7 Free OnlineCoursesin October

Finally – summer is over, we can enjoy autumn with its colour, winds and long evenings! I love long, dark evenings which I can spend with a book (have just finished Hellboy series) or a controller (Persona 5 at the moment, a really nice game). My September was the most hectic month ever – I travelled the whole country training new Disney English teachers, so now I’m ready to enjoy some rest and, well, online courses.

As usual, I picked a set of nice courses for you to enjoy during October evenings.

1 Ignite Your Everyday Creativity by the State University of New York 

Start: 1st Oct, 2018

Duration: 6 weeks

For whom: people who want new and better ideas for professional and personal lives

If you look into the details of the course, you will find its description as creative as the subject it introduces. Look at it Another Way, Visualize it Richly and Colorfully, Enjoy and Use Fantasy – these are the techniques used throughout the course to practise own creativity. If you’re already tired with your school duties, you might enjoy learning a new viewpoint!
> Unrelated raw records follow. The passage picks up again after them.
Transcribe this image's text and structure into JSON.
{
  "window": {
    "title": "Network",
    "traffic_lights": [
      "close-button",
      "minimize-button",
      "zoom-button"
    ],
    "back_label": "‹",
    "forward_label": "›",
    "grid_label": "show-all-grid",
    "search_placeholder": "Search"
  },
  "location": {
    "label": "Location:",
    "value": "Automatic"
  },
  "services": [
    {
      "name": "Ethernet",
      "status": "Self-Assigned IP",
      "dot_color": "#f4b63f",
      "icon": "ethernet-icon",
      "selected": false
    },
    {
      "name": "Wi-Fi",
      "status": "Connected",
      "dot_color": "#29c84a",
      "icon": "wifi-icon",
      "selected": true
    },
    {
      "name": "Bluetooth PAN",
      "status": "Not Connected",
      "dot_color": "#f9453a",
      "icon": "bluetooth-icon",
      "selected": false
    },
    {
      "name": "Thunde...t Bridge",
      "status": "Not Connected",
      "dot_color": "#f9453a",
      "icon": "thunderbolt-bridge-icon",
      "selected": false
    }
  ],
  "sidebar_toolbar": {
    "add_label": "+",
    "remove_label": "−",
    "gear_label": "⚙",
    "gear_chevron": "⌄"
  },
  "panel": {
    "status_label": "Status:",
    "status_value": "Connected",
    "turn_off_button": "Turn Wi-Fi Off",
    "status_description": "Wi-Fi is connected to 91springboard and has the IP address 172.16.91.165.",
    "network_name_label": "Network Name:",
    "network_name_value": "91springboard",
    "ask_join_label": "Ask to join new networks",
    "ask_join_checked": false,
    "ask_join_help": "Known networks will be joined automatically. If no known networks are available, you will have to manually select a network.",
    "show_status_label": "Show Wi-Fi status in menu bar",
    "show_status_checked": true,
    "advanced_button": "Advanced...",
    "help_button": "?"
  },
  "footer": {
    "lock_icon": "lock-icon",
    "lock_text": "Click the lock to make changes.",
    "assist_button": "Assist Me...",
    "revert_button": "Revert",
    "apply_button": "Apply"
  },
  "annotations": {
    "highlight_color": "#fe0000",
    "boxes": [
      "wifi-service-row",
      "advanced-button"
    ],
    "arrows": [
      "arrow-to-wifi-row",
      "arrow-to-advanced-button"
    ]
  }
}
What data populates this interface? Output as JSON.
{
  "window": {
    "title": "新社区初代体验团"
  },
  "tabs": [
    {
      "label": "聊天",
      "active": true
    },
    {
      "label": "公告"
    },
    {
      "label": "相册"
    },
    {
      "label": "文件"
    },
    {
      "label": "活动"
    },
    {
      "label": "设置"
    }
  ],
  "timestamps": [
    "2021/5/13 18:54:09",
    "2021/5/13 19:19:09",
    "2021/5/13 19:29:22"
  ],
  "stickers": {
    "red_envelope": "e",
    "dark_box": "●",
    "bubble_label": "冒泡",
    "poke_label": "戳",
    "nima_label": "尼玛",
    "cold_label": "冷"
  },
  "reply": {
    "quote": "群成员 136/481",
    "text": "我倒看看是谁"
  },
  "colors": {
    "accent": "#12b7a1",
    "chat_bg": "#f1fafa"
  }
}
2 Teaching Impacts of Technology: Workplace of the Future by University of California, San Diego 

Start: 1st Oct, 2018

Duration: 4 weeks

For whom: people who want to explore the impacts of the technology on the workplace

The course will explore fundamentals behind database storage and access that helps match people to possible jobs. You will also see that technology and the Internet are changing not only what kinds of jobs we can get, but how we can stay trained and train for new jobs our entire life, something that may be useful not only to you, but also to your students.

3 Negotiation and Conflict Resolution by the MGSM

Start: 14th Oct, 2018

Duration: 4 weeks

For whom: people who want to improve their negotiation decisions

Being a teacher means solving conflicts on a regular basis, be it among your students or during parent-teacher meetings. This course will show you a range of negotiation strategies, label different phases of a negotiation and demonstrate what to do in each phase. It may be a good course for those who have just started teaching younger students.

4 Race and Cultural Diversity in American Life and History by University of Illinois at Urbana-Champaign

Start: 15th Oct, 2018

Duration: 5 weeks

For whom: people interested in the ideology of race and cultural diversity in America’s past and present

The primary focus of this course is on the historical and social relationships among European Americans, Native Americans, African Americans, Latino/as, and Asian/Pacific Americans. You will learn about how race, ethnicity and cultural diversity have shaped American institutions, ideology, law, and social relationships from the colonial era to the present.

5 English in Early Childhood: Language Learning and Development by the British Council

Start: 22nd Oct, 2018

Duration: 6 weeks

For whom: parents and educators

The way children acquire the language is different to the educational process by the adults. This course explores how young children learn inside the early years classroom. If you have just started working with young learners, this course may be a great idea for you.

6 Preparing to Network in English by the University of Washington

Start: self-paced

Duration: 4 weeks

For whom: those who want to expand their business network and professional connections

Research shows that many jobs aren’t officially advertised. Many companies rely on connections with people, which makes networking so important. This course may be a nice idea not only for you, but also for your students, especially when you teach a Business English class, or when they plan to move to another country and want to learn how to catch a dream job opportunity.

7 Creative Problem Solving by the University of Minnesota

Start: 22nd Oct, 2018

Duration: 6 weeks

For whom: people who want to to develop multiple ideas and concepts to solve problems

This course will help you understand the role of creativity and innovation. You will be prompted to challenge your own habits and routines in order to understand that creativity is based on societal norms, and that by its nature it will be discouraged by society. Starting with “eat something different today” you will be encouraged to question your way of reasoning.

I believe at least one of those courses will prove a good companion during those lovely autumn evenings.

Enjoy!